Using the air fryer also taught me how, in the absence of a ton of butter or cooking oil for meat, I could taste subtle flavors again. This was a far cry from my childhood, when I thought that losing butter meant losing flavor altogether. What I found in my journey of using an air fryer was that removing butter and traditional frying can make you feel vulnerable as a home cook, but it can also challenge you to use flavor more intentionally. And when I used butter sparingly, my tastebuds were reintroduced to how great it tastes.
Even more important, I finally understood why the George Foreman Grill mattered so much. Once I started using my air fryer, I learned that the convenience of kitchen technology doesn’t mean worthless, flavorless food simply because it wasn’t made on the stove. Gadgets like these are ingenious because they save a significant amount of time even when you factor in prep. At the end of the day, I now see that the George Foreman Grill was to my mother what the air fryer is for me: a lifesaver.
Prep: 10 mins
Cook: 30 mins
- 5 small, mid-size chicken thighs (cleaning them with citrus beforehand is cultural, but if you don’t do this, you can skip it)
- 2 Tbsp. poultry seasoning
- 1 Tbsp. black pepper
- 2 tsp. paprika
- 1 tsp. garlic powder
- 1 tsp. onion powder
- 1 tsp. salt
- 1 tsp. cayenne pepper

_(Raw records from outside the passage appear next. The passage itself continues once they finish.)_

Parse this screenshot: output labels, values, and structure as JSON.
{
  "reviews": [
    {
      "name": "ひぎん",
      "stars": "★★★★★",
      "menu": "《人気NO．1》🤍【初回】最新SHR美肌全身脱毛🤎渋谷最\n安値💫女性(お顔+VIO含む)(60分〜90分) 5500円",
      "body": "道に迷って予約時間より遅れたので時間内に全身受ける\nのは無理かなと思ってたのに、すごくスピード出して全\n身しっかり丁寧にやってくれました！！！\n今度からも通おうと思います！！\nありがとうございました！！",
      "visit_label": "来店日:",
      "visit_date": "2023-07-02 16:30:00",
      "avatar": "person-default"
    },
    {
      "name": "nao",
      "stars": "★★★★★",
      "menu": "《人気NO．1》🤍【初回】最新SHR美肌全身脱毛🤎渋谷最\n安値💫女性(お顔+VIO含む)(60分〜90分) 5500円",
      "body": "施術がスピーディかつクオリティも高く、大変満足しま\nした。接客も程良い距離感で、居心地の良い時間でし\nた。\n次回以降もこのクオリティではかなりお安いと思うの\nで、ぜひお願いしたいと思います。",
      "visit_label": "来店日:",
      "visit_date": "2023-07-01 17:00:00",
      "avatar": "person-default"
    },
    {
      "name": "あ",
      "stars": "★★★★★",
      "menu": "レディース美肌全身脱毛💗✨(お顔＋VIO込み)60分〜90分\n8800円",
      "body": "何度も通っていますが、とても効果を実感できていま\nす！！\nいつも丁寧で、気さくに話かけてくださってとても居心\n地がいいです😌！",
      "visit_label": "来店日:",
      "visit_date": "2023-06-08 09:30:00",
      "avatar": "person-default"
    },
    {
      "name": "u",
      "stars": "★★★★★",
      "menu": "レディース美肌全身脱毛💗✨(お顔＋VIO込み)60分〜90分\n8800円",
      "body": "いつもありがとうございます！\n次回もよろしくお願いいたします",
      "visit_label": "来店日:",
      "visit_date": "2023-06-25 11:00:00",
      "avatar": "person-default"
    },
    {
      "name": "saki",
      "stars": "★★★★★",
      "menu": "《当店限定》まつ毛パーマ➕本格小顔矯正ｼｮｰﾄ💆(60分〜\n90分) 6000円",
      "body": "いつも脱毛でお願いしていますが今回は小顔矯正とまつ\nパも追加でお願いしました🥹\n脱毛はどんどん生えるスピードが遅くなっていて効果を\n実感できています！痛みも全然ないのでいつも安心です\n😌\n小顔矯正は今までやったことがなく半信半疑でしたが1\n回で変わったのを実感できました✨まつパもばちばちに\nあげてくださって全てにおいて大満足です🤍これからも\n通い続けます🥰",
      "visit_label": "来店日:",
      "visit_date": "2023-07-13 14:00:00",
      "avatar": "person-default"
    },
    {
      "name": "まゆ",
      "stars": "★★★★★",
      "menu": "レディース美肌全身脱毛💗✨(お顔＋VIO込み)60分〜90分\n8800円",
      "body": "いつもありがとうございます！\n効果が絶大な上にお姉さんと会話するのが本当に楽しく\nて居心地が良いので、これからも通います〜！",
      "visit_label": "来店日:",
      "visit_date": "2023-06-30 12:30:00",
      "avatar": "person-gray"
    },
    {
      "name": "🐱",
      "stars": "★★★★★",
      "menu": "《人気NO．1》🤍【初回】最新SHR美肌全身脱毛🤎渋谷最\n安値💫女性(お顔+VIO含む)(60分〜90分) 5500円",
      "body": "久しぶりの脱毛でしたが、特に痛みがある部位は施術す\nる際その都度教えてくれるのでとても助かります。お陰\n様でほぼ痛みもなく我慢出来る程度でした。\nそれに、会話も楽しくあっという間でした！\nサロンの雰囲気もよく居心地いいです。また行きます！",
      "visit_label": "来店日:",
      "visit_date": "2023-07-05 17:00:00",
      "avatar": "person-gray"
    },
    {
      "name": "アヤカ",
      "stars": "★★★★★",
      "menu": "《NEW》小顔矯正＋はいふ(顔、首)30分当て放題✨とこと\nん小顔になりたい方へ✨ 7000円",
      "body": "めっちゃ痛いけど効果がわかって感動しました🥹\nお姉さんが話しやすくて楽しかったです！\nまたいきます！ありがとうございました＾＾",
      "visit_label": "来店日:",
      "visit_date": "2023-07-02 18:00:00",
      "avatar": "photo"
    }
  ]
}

Combine the seasonings together. Coat the chicken evenly with a bit of canola oil from a spray can and dredge it in the spices. Pop it in the air fryer set at 350-400 degrees Fahrenheit and cook for 30 minutes. Let it cool and serve with whatever else you’ve made.